DATASET START

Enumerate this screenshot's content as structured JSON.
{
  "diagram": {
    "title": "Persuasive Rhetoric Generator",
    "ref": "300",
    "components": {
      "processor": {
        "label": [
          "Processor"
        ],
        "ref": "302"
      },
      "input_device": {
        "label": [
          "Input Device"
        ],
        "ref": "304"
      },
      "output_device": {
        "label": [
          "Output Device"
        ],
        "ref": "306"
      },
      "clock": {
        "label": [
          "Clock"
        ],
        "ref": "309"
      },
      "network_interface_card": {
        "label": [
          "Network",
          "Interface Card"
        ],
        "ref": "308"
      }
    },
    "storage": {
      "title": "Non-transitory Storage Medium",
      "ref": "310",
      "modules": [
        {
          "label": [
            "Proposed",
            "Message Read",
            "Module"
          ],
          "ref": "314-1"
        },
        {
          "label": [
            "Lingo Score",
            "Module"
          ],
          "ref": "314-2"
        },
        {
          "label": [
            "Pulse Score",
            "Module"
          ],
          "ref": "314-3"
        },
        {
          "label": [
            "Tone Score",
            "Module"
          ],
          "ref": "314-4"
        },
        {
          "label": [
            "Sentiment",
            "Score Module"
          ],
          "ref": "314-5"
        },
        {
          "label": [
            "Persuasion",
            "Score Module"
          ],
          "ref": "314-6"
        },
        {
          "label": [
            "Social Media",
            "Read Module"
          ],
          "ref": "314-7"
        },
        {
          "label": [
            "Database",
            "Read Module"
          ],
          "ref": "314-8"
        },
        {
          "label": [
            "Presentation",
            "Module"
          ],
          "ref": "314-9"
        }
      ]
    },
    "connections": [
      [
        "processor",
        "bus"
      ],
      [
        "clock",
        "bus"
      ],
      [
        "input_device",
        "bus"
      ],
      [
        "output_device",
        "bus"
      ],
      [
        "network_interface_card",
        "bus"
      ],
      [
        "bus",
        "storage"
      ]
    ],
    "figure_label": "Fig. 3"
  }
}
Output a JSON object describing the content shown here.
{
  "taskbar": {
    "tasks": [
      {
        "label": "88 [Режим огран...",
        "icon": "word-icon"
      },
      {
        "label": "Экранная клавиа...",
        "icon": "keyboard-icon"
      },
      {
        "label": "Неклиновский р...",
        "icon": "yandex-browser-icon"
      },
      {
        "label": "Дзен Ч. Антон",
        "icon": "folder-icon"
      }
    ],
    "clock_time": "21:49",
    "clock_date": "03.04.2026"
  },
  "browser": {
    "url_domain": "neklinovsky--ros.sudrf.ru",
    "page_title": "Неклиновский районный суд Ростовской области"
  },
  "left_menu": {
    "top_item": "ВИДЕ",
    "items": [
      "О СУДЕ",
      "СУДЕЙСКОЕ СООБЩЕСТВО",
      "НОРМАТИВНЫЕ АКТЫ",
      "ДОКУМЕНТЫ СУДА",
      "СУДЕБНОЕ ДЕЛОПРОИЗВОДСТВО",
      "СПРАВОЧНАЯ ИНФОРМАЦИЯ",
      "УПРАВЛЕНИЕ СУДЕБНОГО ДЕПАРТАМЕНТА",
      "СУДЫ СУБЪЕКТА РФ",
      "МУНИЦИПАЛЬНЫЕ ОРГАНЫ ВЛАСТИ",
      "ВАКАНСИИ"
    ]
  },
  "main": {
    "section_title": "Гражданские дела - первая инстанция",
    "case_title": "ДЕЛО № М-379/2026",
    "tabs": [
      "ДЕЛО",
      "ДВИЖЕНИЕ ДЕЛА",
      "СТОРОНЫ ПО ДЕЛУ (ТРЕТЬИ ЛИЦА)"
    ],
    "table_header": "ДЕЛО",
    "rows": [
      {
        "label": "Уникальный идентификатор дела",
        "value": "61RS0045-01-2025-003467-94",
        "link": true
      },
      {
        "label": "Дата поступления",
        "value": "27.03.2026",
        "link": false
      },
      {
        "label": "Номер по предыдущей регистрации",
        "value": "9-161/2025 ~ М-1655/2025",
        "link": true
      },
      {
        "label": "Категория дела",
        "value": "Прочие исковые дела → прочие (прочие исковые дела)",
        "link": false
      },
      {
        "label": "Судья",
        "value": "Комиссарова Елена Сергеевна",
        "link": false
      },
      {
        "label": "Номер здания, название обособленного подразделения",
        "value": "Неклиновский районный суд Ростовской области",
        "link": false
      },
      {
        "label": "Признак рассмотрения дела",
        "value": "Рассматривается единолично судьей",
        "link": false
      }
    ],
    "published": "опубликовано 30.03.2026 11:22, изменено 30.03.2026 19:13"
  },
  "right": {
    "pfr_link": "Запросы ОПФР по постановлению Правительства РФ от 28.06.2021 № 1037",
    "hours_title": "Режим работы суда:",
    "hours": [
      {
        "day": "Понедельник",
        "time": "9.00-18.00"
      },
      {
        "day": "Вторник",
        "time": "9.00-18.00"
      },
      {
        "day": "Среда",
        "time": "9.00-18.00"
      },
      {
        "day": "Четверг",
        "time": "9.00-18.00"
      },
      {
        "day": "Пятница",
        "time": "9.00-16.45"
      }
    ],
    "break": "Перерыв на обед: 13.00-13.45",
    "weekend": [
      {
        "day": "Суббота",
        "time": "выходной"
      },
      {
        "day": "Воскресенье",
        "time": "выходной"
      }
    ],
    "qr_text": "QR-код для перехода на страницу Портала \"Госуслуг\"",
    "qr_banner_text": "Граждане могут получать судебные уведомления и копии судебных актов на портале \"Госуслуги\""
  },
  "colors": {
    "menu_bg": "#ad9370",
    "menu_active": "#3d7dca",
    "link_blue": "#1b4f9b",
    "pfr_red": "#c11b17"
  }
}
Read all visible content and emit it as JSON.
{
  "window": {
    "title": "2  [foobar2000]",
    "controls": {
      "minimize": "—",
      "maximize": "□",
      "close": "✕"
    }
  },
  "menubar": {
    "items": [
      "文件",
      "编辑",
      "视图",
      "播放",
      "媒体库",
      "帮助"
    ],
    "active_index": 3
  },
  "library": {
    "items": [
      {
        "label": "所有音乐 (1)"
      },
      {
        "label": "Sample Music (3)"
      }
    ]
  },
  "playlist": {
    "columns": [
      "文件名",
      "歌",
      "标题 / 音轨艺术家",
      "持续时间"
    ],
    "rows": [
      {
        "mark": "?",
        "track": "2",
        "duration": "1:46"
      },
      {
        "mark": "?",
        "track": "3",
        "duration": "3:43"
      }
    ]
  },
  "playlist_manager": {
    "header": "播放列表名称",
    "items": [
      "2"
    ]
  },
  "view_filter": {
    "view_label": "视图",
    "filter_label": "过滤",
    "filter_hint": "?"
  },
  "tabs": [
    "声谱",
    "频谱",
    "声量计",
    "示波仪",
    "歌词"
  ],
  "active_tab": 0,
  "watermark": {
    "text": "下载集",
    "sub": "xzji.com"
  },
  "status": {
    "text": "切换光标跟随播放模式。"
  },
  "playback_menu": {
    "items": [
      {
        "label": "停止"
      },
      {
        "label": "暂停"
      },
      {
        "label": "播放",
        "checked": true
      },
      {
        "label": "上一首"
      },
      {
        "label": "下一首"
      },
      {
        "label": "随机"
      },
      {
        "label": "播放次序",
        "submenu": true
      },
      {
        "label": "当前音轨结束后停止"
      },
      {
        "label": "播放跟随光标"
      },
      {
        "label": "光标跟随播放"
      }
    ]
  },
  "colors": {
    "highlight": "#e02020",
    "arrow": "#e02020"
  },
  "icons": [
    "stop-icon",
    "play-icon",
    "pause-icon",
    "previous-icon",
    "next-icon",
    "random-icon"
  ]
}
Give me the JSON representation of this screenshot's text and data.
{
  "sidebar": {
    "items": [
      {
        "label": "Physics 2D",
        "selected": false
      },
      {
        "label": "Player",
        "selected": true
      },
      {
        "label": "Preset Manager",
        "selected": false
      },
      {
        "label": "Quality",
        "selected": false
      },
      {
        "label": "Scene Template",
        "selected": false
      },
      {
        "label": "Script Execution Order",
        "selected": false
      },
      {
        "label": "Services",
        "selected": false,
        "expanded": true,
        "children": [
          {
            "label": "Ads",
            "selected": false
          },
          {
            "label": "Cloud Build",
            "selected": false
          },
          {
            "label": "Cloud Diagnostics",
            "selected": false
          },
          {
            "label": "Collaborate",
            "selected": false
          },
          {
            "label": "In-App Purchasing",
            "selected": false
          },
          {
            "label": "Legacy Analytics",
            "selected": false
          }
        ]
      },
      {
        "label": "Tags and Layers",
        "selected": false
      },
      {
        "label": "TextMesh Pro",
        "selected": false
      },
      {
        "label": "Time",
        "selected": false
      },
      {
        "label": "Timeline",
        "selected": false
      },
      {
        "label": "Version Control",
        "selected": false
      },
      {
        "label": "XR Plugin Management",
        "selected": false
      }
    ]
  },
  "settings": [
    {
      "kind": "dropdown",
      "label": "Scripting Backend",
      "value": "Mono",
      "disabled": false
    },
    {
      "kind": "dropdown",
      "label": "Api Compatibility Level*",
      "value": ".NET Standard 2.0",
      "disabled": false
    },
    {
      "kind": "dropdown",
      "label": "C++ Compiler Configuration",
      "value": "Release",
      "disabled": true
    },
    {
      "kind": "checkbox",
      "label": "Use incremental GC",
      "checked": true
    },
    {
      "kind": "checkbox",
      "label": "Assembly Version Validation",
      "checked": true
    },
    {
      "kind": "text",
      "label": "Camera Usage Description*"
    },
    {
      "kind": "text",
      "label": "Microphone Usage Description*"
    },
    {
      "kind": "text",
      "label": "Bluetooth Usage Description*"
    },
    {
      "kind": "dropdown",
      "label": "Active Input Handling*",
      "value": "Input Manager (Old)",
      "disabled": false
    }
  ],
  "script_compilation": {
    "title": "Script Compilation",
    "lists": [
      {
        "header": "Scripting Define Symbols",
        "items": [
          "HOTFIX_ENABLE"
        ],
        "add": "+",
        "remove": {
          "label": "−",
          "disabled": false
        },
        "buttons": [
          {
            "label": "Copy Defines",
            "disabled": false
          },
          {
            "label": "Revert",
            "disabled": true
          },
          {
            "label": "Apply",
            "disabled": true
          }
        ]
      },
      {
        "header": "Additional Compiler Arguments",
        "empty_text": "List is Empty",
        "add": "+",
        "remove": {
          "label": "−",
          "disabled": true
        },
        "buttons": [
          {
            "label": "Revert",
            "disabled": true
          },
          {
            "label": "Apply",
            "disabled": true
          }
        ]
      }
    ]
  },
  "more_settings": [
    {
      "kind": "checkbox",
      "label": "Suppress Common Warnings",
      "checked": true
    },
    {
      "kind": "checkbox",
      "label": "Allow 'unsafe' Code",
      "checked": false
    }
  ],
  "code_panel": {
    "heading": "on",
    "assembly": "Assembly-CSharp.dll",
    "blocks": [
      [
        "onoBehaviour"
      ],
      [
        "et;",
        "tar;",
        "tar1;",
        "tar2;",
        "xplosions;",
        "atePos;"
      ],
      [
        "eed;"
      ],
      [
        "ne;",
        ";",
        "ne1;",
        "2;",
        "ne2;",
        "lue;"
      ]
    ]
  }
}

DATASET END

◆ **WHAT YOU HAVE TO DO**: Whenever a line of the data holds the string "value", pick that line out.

◆ **EXERCISE RESULT**:
        "value": "61RS0045-01-2025-003467-94",
        "value": "27.03.2026",
        "value": "9-161/2025 ~ М-1655/2025",
        "value": "Прочие исковые дела → прочие (прочие исковые дела)",
        "value": "Комиссарова Елена Сергеевна",
        "value": "Неклиновский районный суд Ростовской области",
        "value": "Рассматривается единолично судьей",
      "value": "Mono",
      "value": ".NET Standard 2.0",
      "value": "Release",
      "value": "Input Manager (Old)",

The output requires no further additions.